Several students piped up, with an enthusiasm I didn’t normally get when trying to pry answers from their tight lips: “Singles’ Day!”
I was baffled. I asked them to explain.
It’s the day when everything goes on sale online.
It shouldn’t necessarily have surprised me, even the fact my students thought Singles’ Day was an American creation. I remember another day in class when I asked my students, “What is the type of government called where people vote to elect leaders?”
And the only response I got was – without a trace of sarcasm, “Capitalism…?”
The real history of Singles’ Day is that it started in 1993 as the singles’ answer to Valentine’s Day – a group of university students in the city of Nanjing celebrating and/or commiserating being single on a date that’s all ones – 11/11. Then, like lots of things in China, such as communism, it turned into another commercialized mess.
Alibaba, the Chinese company that owns the Chinese equivalents of Amazon, eBay and who knows what else, got involved in 2009 and turned Singles’ Day into a day of devotion to online shopping.
Last year, Chinese shoppers spent about $8 billion just on Alibaba’s websites. In a single day. This year they spent $14.3 billion.
And it’s not just single people “treating themselves.” (As if being single is something Chinese people should cry over and buy themselves a treat to feel better.) Everyone takes part in the festivities, buying everything from clothing to Tasmanian baby formula.
Meanwhile, there are at least 190 million single people in China between 20 and 35, according to China’s own state-run CCTV News. And they mostly spent their special day at home – shopping alone.
Not that there’s anything wrong with that.*
In my year in China, I’ve realized Chinese people are often really shy. The dating culture here seems much more reserved than in the west, and frankly (to me) not very sexy. There’s basically no social dancing in Chinese culture, for example. (Also no cat calls when I walk down the street, which is wonderful and one of my favorite things about living here.)
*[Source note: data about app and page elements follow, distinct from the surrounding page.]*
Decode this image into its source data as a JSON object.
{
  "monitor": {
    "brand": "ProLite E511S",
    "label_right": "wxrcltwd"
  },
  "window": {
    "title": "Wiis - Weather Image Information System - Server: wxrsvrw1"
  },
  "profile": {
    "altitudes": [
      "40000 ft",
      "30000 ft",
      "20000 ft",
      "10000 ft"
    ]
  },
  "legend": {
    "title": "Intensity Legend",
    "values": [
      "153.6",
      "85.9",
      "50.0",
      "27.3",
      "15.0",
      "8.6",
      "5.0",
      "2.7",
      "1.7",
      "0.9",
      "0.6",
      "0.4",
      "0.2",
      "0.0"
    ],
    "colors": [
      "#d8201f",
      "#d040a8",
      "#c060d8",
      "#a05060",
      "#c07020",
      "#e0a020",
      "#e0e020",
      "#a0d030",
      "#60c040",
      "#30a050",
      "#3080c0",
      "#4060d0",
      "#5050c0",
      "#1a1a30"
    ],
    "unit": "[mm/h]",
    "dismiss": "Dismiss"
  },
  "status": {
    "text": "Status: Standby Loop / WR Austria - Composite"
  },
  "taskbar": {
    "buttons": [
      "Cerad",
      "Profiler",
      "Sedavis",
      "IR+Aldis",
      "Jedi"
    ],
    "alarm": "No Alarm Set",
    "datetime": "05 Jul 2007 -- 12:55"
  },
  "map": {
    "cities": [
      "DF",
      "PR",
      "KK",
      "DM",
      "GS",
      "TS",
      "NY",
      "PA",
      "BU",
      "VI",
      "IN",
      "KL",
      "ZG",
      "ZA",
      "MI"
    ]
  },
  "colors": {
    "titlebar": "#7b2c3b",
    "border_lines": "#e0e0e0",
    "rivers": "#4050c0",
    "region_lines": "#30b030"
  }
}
But the Chinese are also more obsessively concerned than any group of people I’ve ever met with finding boyfriends and girlfriends, and eventually settling down. Preferably sooner rather than later, as family is the most important thing here. One of my teachers once mentioned how stressed she was about being “almost 30” and not married. She was 24.
*(Nothing wrong with that except, while there are still too many people in the world, there soon won’t be enough in China to support the old folks, which is at least part of the reason China just ended its one-child policy after 36 years. One of the law’s troublesome consequences is the huge gender imbalance it created, as some parents killed or abandoned baby girls in hopes of having a boy as their one and only child, leading to lots and lots of single men in China today. None of these are problems that will likely be solved by shopping.)